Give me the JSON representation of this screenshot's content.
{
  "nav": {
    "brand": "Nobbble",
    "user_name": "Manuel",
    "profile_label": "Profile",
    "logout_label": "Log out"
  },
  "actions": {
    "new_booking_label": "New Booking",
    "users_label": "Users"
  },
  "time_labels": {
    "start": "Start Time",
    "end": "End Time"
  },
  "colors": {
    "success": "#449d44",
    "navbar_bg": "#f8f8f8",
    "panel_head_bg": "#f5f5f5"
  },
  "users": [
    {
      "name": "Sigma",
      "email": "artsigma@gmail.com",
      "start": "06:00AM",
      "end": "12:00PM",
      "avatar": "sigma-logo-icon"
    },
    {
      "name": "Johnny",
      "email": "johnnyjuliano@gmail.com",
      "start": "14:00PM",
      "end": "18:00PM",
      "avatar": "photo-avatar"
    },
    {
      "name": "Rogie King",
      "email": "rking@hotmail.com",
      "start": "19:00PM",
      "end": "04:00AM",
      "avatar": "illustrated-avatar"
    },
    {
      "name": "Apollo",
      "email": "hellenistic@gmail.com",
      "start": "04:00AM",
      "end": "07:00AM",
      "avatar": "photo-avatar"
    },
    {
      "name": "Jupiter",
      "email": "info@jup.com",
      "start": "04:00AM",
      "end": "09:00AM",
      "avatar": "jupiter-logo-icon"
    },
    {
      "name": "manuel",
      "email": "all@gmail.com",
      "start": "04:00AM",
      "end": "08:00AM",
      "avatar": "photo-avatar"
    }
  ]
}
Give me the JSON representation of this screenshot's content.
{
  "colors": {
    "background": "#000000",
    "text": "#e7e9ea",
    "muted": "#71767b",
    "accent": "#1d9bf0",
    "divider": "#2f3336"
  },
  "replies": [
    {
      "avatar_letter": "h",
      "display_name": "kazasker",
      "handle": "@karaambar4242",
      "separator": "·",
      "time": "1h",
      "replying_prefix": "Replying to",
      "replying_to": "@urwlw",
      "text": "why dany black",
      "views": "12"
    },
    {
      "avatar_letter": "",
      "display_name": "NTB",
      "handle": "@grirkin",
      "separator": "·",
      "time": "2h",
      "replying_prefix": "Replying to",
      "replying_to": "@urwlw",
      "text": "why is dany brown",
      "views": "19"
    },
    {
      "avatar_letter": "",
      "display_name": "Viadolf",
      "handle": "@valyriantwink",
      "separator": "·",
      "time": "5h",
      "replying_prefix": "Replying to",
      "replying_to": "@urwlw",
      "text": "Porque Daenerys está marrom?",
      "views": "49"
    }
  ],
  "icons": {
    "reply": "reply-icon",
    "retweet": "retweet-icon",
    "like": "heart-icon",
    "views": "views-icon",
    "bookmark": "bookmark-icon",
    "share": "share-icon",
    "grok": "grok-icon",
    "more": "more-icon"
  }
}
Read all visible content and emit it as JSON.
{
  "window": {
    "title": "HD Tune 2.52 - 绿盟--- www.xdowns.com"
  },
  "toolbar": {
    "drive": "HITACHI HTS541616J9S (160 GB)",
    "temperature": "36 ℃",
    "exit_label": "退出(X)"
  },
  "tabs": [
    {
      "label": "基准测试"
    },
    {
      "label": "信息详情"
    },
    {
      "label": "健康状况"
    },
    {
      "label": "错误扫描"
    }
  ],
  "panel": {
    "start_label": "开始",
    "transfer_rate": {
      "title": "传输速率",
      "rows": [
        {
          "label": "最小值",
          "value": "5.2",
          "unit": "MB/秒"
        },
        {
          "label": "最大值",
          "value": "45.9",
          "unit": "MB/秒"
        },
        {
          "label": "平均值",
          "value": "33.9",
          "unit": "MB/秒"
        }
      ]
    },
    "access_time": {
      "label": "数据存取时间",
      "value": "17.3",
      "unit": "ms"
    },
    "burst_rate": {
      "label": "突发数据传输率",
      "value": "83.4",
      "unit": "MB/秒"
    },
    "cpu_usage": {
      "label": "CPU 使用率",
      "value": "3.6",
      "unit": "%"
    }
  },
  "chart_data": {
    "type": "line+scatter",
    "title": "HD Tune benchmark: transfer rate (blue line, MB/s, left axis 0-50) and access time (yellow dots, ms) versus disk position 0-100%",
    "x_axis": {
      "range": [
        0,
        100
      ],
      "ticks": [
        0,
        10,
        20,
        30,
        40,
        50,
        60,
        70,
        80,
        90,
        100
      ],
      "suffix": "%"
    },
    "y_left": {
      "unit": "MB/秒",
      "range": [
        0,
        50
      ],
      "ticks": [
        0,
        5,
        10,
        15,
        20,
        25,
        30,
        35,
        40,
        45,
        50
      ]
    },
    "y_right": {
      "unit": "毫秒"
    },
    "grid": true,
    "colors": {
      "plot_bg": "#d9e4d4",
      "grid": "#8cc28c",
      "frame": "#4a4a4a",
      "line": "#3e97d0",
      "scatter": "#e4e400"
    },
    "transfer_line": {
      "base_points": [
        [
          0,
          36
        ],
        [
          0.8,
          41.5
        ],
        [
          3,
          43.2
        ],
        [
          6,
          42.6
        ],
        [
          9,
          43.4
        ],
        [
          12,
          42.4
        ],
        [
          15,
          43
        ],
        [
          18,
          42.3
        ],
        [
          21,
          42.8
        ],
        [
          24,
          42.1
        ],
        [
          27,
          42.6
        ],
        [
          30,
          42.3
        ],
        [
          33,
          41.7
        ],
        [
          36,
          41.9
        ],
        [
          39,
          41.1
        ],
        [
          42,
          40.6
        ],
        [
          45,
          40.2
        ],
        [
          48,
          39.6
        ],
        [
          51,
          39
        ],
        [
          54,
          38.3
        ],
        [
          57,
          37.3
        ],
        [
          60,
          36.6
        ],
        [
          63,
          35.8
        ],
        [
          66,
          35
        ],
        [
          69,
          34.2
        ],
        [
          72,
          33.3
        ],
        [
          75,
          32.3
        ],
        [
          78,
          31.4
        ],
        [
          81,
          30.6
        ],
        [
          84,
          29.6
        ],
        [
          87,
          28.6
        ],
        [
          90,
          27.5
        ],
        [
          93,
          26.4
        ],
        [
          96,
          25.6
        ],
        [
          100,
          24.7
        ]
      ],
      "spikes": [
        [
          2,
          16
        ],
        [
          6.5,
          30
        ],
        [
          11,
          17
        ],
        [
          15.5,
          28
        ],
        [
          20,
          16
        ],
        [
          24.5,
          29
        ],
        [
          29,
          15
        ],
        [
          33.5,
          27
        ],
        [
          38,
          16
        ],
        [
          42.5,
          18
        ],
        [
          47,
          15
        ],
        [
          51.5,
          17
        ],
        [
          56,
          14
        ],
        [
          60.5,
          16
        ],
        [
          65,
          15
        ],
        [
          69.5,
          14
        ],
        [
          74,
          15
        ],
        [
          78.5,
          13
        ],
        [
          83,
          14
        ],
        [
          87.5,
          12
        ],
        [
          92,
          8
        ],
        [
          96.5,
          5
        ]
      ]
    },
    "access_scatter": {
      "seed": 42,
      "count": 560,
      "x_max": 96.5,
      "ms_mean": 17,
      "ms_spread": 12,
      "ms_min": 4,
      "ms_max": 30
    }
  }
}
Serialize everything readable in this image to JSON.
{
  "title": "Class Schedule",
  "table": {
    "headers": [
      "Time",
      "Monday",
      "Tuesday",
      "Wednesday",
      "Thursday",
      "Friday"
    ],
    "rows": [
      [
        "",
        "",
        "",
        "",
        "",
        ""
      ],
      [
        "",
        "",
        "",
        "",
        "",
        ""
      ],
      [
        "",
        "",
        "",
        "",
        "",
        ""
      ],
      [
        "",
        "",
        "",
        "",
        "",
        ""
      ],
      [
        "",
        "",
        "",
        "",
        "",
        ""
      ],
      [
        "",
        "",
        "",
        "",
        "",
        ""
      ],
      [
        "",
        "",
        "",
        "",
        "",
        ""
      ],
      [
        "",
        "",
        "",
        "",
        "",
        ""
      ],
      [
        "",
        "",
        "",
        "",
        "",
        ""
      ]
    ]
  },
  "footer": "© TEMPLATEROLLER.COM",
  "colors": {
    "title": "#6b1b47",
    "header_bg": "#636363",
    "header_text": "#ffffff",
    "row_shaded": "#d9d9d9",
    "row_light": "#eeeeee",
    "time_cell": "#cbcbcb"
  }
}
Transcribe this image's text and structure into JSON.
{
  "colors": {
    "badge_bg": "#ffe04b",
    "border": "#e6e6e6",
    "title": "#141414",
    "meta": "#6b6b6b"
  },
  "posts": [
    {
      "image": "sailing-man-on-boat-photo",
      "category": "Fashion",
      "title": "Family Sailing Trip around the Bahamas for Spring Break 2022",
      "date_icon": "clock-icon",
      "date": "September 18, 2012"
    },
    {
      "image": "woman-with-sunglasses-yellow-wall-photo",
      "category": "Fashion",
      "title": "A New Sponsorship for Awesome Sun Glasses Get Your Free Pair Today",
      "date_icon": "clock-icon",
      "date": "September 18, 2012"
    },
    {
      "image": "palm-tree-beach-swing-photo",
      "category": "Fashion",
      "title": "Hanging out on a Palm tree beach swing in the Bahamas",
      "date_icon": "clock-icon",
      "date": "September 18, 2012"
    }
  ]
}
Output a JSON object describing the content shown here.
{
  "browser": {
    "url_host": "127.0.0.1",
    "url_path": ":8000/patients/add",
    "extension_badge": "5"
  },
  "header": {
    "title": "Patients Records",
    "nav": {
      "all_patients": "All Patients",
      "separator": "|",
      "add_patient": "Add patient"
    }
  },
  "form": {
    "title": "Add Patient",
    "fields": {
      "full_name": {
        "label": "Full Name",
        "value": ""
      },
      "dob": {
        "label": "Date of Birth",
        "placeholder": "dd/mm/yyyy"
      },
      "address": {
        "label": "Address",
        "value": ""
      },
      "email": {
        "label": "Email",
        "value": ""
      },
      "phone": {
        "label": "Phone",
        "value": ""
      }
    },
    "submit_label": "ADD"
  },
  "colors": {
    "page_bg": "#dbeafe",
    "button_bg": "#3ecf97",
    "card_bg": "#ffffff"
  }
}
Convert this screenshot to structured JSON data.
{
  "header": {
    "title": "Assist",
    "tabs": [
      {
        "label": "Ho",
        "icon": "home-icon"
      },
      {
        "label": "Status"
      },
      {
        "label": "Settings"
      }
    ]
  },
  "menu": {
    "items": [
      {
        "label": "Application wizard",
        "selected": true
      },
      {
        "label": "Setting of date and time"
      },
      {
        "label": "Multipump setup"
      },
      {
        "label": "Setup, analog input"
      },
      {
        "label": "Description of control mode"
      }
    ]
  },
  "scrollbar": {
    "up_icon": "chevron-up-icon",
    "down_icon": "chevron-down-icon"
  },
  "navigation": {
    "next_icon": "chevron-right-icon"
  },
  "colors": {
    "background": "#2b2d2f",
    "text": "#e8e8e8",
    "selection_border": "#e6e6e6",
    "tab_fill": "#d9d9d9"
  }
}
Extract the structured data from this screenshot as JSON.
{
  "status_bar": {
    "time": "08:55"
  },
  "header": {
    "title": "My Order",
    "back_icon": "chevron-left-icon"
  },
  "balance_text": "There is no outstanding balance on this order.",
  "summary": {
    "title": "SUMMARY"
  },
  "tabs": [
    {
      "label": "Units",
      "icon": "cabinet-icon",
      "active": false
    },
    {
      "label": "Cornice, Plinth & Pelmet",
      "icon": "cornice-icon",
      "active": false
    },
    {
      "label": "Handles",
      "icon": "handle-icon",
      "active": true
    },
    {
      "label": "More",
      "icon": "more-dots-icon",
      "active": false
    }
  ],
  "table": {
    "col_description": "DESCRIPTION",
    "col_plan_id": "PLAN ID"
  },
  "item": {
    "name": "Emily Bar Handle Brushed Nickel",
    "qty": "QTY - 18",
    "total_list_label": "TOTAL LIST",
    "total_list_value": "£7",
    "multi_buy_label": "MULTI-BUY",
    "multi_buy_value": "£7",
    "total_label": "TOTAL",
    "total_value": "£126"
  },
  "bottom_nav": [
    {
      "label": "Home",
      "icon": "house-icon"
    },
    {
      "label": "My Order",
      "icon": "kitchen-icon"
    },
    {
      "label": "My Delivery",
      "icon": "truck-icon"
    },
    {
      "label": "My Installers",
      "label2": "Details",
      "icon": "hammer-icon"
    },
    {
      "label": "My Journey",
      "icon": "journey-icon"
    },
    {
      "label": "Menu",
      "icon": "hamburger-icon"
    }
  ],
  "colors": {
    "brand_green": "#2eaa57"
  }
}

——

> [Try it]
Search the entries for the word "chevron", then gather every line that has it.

> [Response area]
    "up_icon": "chevron-up-icon",
    "down_icon": "chevron-down-icon"
    "next_icon": "chevron-right-icon"
    "back_icon": "chevron-left-icon"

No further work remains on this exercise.